A page from the Eton Choirbook representing a motet by composer John Browne, whose reationship with the fabled school started as a choirboy in the 1460s.
There was an in-joke among English choristers in the late 15th century: “The French sing, Italians shake, Germans wail and the Enlish rejoice” (Galli cantant, Italiae capriant, Germani ululant, Anglici jublilant, in the original Latin).
The national slurs are silly, of course, but it’s pretty much impossible not to reach a state of bliss after listening to a new album featuring seven pieces chosen by English a capella choir Tonus Peregrinus from the Eton Choirbook, one of the rare sources of English sacred music from the closing decades of the 1400s. Continue reading →
PHANTASM William Lawes, Consorts to the Organ (Linn)
English viol consort Phantasm has released a new album that celebrates the weird-and-wonderful musical world of William Lawes (1602-1645) with a collection of “consorts to the organ” that were performed at court, in the company of the composer’s friend and patron, King Charles I.
This chamber music, written in a polyphonic style where the viols pass the main musical lines to each other casually, as if playing a game of pitch-and-catch, is so unusual that Phantasm founder, director and viol master Laurence Dreyfus has written an accompanying essay, “Consorts to the Organ — A Guide to the Perplexed.” Continue reading →
THE BRABANT ENSEMBLE Missa tu es Petrus (Hyperion)
There’s an alchemical reaction that takes place when Renaissance polyphony is sung well: the layers of voices (Thomas Tallis made it up to 40 in 1570) set up rhythmic vibrations — some sympathetic, some not — that open up trap doors to mystical depths. Continue reading →
New York City’s WXQR yesterday posted a video of tenor Michael Slattery singing (with pianist Todd Almond) one of his careful, moving updates on the songs of John Dowland. (You can read all about his work in an apppreciation and interview I wrote here.)
Renaissance polyphony is the next best thing to plainsong for a deeply meditative choral experience. In the case of this excellent new album from this unaccompanied male vocal quartet from Manhattan, one gets an entrancing dose of both. Continue reading →

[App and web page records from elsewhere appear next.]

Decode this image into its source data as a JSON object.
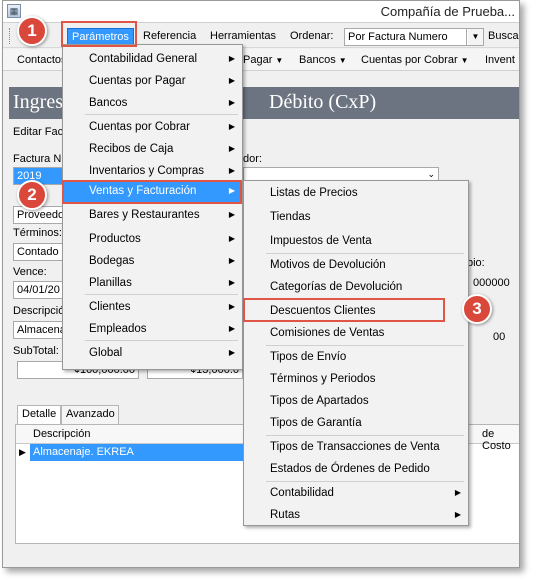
{
  "window": {
    "title": "Compañía de Prueba..."
  },
  "menubar": {
    "items": [
      "Parámetros",
      "Referencia",
      "Herramientas"
    ],
    "ordenar_label": "Ordenar:",
    "ordenar_value": "Por Factura Numero",
    "busca_label": "Busca"
  },
  "toolbar": {
    "items": [
      "Contactos",
      "Pagar",
      "Bancos",
      "Cuentas por Cobrar",
      "Invent"
    ]
  },
  "header": {
    "left": "Ingres",
    "right": "Débito (CxP)"
  },
  "form": {
    "editar": "Editar Factu",
    "factura_label": "Factura N",
    "factura_value": "2019",
    "proveedor_label": "dor:",
    "proveedor_value": "Proveedo",
    "terminos_label": "Términos:",
    "terminos_value": "Contado",
    "vence_label": "Vence:",
    "vence_value": "04/01/20",
    "descripcion_label": "Descripció",
    "descripcion_value": "Almacenaj",
    "subtotal_label": "SubTotal:",
    "subtotal_value": "¢100,000.00",
    "impuesto_value": "¢13,000.0",
    "cambio_label": "bio:",
    "cambio_value": "000000",
    "side_value": "00"
  },
  "tabs": [
    "Detalle",
    "Avanzado"
  ],
  "grid": {
    "col_descripcion": "Descripción",
    "col_costo": "de Costo",
    "row1": "Almacenaje. EKREA"
  },
  "menu_parametros": [
    "Contabilidad General",
    "Cuentas por Pagar",
    "Bancos",
    "Cuentas por Cobrar",
    "Recibos de Caja",
    "Inventarios y Compras",
    "Ventas y Facturación",
    "Bares y Restaurantes",
    "Productos",
    "Bodegas",
    "Planillas",
    "Clientes",
    "Empleados",
    "Global"
  ],
  "menu_ventas": [
    "Listas de Precios",
    "Tiendas",
    "Impuestos de Venta",
    "Motivos de Devolución",
    "Categorías de Devolución",
    "Descuentos Clientes",
    "Comisiones de Ventas",
    "Tipos de Envío",
    "Términos y Periodos",
    "Tipos de Apartados",
    "Tipos de Garantía",
    "Tipos de Transacciones de Venta",
    "Estados de Órdenes de Pedido",
    "Contabilidad",
    "Rutas"
  ],
  "badges": [
    "1",
    "2",
    "3"
  ],
  "colors": {
    "highlight": "#3399ff",
    "callout": "#e05545",
    "badge": "#d9483b"
  }
}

Hip a capella quartet New York Polyphony, with a new album out, commissioned Missa Charles Darwin from Gregory Brown in response to the 200th birth anniversary in 2009 of the man who wrote The Origin of Species. It begins with a quotation from Darwin’s The Descent of Man that is perhaps more timeless than any sacred text:
“Ignorance more frequently begets confidence than does knowledge.”
The first 3 minutes of this video feature the opening of the Missa:
250 Front St. W. after the 2008 protest against cuts to CBC classical programming
The CBC has quietly gone live with a totally revamped website and online music offerings at cbcmusic.ca, ahead of tomorrow’s scheduled official launch.
This is a huge change, meant to do several different things, starting with bringing CBC Radio, TV and web offerings together under one easy-to-navigate tent. The new site integrates the latest in social media tools, offers all manner of on-demand programming, video and audio as well as community tie-ins, like concert calendars by artist or city. Continue reading →